An auxiliary power distribution network for an electric vehicle.
Thesis DisciplineElectrical Engineering
Degree GrantorUniversity of Canterbury
Degree NameMaster of Engineering

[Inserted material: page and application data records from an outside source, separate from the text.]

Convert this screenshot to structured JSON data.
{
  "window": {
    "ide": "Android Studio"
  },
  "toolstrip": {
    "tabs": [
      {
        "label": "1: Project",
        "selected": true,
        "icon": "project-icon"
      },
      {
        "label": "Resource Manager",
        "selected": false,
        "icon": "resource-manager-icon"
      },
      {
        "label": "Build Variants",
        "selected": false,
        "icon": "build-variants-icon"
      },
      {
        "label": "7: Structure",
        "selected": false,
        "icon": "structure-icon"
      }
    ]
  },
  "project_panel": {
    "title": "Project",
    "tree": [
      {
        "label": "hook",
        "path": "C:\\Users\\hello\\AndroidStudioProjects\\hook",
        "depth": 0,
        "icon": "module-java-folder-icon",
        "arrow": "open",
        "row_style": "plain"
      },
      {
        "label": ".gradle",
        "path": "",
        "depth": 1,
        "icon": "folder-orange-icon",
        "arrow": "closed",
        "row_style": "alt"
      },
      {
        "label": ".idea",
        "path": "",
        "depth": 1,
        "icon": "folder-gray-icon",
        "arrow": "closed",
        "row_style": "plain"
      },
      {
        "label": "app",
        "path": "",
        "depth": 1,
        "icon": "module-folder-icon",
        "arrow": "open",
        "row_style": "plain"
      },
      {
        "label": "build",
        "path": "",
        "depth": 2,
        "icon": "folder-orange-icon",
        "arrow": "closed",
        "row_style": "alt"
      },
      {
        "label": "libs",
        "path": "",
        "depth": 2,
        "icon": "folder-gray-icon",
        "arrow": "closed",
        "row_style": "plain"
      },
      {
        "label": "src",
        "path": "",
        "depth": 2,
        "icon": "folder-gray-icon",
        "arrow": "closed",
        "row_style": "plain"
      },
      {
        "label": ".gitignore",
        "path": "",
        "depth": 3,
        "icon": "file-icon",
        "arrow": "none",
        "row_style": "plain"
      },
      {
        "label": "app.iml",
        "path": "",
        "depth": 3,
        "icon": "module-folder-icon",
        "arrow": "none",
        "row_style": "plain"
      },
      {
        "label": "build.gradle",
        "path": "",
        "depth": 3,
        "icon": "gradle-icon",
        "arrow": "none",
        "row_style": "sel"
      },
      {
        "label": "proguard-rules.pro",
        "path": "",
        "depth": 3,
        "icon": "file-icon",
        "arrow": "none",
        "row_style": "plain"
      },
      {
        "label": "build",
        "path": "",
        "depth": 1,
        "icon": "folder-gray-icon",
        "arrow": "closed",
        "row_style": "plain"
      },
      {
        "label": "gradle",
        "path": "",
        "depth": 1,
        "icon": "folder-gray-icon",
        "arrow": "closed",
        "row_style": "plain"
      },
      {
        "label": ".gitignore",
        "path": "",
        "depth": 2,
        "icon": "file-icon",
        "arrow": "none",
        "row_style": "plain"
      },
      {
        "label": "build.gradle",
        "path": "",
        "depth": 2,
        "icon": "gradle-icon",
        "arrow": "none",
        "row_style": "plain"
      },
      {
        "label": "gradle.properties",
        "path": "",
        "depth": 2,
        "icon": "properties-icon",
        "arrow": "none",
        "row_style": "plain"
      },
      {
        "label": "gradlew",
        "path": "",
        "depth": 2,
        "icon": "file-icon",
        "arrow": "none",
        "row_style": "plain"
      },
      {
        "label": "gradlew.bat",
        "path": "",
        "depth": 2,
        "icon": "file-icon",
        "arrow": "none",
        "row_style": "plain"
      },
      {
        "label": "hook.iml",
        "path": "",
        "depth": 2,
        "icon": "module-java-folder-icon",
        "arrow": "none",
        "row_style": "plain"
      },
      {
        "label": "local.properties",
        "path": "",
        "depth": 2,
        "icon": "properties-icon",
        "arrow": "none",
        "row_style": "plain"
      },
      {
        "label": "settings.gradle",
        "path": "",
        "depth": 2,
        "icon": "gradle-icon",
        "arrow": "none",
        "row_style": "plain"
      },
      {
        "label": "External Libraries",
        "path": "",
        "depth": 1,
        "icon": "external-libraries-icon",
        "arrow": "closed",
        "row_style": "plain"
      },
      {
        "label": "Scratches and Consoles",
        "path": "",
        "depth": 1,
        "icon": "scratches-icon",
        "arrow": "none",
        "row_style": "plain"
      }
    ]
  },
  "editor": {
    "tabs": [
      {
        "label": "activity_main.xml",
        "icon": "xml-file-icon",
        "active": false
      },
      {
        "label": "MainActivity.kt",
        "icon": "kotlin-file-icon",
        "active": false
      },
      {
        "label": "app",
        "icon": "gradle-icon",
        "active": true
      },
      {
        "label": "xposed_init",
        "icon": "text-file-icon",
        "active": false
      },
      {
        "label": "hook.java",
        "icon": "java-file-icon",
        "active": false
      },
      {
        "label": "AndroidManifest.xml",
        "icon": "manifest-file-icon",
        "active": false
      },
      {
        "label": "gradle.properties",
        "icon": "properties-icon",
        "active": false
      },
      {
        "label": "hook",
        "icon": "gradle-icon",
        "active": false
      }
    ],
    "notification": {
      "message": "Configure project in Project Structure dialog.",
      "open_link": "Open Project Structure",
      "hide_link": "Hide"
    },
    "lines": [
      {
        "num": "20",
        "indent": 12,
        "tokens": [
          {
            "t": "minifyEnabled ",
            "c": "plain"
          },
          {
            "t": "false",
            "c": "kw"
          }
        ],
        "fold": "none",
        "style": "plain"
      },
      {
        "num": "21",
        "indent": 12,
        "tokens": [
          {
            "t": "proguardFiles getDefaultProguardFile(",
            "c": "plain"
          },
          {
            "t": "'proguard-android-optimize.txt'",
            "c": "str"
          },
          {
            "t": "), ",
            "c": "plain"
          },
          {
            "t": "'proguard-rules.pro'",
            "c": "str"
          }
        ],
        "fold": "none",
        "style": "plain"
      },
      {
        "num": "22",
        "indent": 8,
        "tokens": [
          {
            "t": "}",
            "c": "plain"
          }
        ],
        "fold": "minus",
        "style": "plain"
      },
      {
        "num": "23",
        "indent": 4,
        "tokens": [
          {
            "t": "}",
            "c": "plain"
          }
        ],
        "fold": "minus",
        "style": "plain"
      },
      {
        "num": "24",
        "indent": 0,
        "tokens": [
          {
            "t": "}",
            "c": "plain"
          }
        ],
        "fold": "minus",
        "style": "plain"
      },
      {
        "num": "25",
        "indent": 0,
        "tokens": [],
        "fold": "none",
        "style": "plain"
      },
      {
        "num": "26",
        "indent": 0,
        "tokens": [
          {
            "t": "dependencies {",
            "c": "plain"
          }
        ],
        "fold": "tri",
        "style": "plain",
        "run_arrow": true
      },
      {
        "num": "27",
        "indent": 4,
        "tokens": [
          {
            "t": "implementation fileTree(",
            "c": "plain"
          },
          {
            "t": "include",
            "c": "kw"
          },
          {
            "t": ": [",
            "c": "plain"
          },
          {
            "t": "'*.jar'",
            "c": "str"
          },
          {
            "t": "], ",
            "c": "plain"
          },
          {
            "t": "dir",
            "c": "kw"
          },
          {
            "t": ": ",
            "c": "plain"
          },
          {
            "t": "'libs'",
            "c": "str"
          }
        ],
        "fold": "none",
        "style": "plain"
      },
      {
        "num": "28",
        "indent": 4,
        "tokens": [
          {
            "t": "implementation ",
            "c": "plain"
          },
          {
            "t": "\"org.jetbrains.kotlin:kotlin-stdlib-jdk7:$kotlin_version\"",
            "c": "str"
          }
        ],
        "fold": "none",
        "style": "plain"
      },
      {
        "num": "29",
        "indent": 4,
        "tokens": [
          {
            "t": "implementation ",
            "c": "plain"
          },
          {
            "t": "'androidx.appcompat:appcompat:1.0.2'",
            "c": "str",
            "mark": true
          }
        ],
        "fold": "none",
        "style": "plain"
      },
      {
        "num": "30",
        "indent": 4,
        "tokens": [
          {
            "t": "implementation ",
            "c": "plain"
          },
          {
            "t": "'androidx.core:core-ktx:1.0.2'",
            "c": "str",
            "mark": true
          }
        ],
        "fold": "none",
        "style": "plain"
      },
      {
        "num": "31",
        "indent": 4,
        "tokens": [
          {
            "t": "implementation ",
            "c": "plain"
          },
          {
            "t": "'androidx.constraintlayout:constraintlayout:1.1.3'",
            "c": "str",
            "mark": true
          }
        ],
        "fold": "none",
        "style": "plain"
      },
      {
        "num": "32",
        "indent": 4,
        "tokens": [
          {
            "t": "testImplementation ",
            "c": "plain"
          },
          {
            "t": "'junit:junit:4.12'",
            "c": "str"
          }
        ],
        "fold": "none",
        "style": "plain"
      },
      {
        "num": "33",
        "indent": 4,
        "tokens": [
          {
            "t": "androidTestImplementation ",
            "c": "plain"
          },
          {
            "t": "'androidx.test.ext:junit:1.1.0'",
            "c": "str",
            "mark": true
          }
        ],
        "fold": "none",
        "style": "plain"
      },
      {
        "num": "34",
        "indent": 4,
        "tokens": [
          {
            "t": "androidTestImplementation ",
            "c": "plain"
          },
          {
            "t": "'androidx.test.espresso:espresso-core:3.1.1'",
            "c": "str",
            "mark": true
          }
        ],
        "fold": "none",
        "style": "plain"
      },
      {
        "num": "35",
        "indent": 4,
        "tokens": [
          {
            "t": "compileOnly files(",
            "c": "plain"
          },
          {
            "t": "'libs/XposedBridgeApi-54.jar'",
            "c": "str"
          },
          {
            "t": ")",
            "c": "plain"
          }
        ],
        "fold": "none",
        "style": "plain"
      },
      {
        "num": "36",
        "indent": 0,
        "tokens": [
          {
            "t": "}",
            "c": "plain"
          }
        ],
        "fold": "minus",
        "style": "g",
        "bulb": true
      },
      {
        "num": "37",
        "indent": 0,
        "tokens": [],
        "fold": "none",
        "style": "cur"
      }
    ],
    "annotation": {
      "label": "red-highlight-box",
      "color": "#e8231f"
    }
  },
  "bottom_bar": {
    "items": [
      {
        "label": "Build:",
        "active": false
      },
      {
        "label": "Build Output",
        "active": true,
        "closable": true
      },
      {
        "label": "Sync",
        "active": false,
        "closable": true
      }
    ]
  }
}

The University of Canterbury purchased a modern Toyota MR2 sports car with the intention of converting it into an electric vehicle. Similar to the common combustion engine vehicles, electric vehicles requires power and control systems to operate the 12Vdc auxiliaries, such as lights, indicators and wipers. Traditional technology results in a large number of wires in the wiring harness. To reduce the number of wires, an alternative method is to use a pair of control lines and a universal power connection around the vehicle. This power and control system is named the "Power Distribution Network" and it is implemented by using multiple power converters and a differential control system. This thesis presents the design, implementation, and test results of the Power Distribution Network for the MR2. The 300Vdc nominal battery voltage is converted to an intermediate voltage of 48V. This configuration is considered more efficient than the usual 12V distribution system since smaller and lighter wires can be used to carry same amount of power. The Power Distribution Network operates off the 48V intermediate voltage, and provides 12V output power to drive all the auxiliaries in the vehicle. The Power Distribution Network also has the ability of detect faults from the auxiliary loads as well as turn on and off these loads. The Power Distribution Network is implemented with two major systems: the Auxiliary Power System, which consists of a 360W Cuk converter with current limiting control circuits to step-down voltage from the 48V intermediate voltage to the 12V. The other system is the CAN Control system, it is developed using micro-controllers and standalone CAN controllers that control and monitor the auxiliary loads in the vehicle. The prototype Power Distribution Network is fully operational and has been tested with eight of 12V light bulbs which are used to simulate the auxiliary loads in the vehicle. Experimental measurements show that the prototype is able to successfully control the light bulbs under the full load condition. This confirms that in principle the Power Distribution Network is suitable as the power and control system for the auxiliary loads in an electric vehicle.